The bottom line is irrespective of PR, if that spiteful vindictive witch refuses to tell anyone in the family where the funeral is or when, there's not a thing that can be done. I am so very angry about it on their behalf, that there is no recourse, and the attempt to conceal the death, well apparently that's just fine and dandy, and no one cares. It just cant be right. There really should be some consequences, but there aren't (well, unless you believe that ultimately all our actions are judged...).

Everyone I have told in rl agrees it just defies belief. But we are where we are. I just wish everyone involved knew the truth.
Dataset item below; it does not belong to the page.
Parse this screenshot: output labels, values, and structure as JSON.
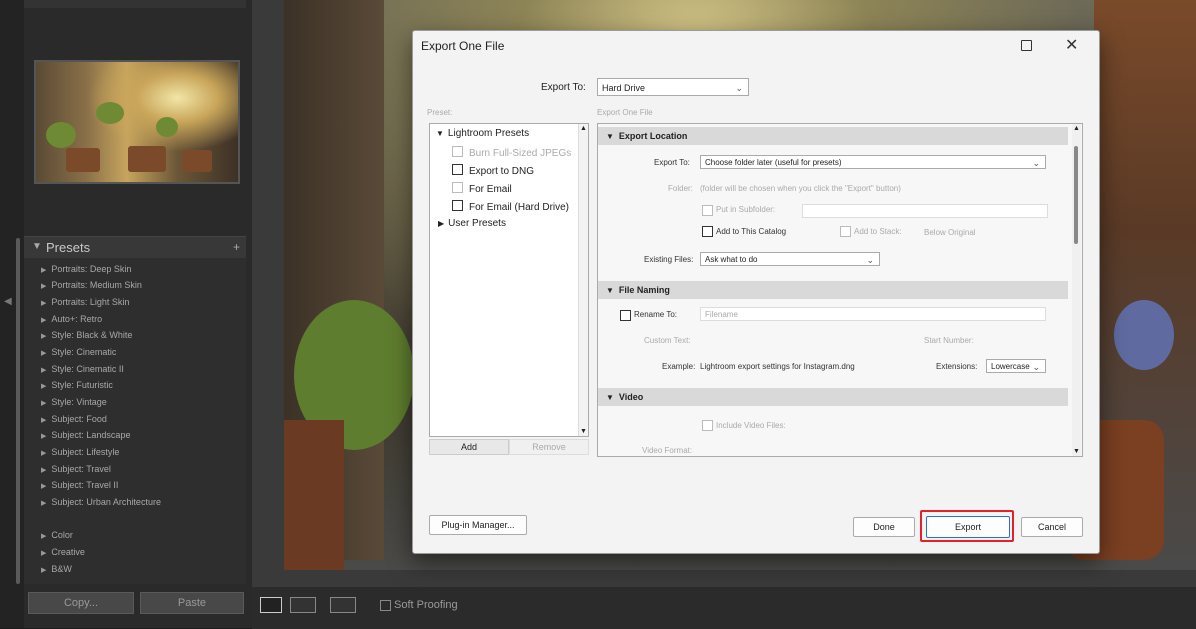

I know at the funeral it will be presented as the family didn't care/ couldn't be bothered to attend, which is all just a big lie.

Brokenbiscuit Sat 20-May-17 01:29:49

I'm so sorry for your loss, OP. It must be a very upsetting situation for the whole family.

I can envisage some situations in which it might be reasonable to deny access to the funeral e.g where there has been serious abuse. However, it seems very harsh unless there is good reason for not wanting one parent to attend.

MemyselfI61 Sat 20-May-17 01:32:39

What you mention in your last paragraph is key. The truth. It's so important for the truth to be known as it could cause so many more complications and hurt at a later date to so many people with secrecy and lies.

This is so difficult for you. I really hope that someone can persuade her to realise the importance of honesty all round it will bring peace and even acceptance of this immensely sad situation more quickly. I don't suppose a family doctor can point you in the right direction but it will be her that needs the help? Take care of yourself too!

dqrtby Sat 20-May-17 08:27:11

No, there is no reason, no justification. Banning the extended family, not just the other parent, makes it worse imo.

The manipulation of the truth, and what version of the truth is being presented to siblings, is the main concern really, as they will be left thinking that side of the family don't care, which is far from the case. Unfortunately we have been told that the intransigence displayed is such that there is no prospect of her changing her mind and allowing attendance, likewise she has been categoric that she will not permit any contact under any circumstances with siblings, even if ordered to do so. Unfortunately those closest to her either consider this acceptable, or don't feel able to influence her view. I do kind of believe truth will out eventually and can only hope that proves to be correct.

Charlie97 Sat 20-May-17 11:32:05

Gosh, how unbelievably cruel. How can any parent deny the other the basic need to grieve the loss of a child. To not tell the NR parent that the child had passed away, is shocking. Doesn't the child deserve the right that it's parent (both) holds their hand when they were so ill? Strokes their cheek and to be told how loved they are by many people. It's not all about the resident parent? How can a resident parent deny the child and other parent that? (Assuming their is no massive backstory etc, which doesn't sound like there is).

Sadly, I think that because of time pressure you'll not get anything sorted before the funeral takes place.

I'm very sorry for your loss. flowers

Join the discussion

Join the discussion

Registering is free, easy, and means you can join in the discussion, get discounts, win prizes and lots more.

Register now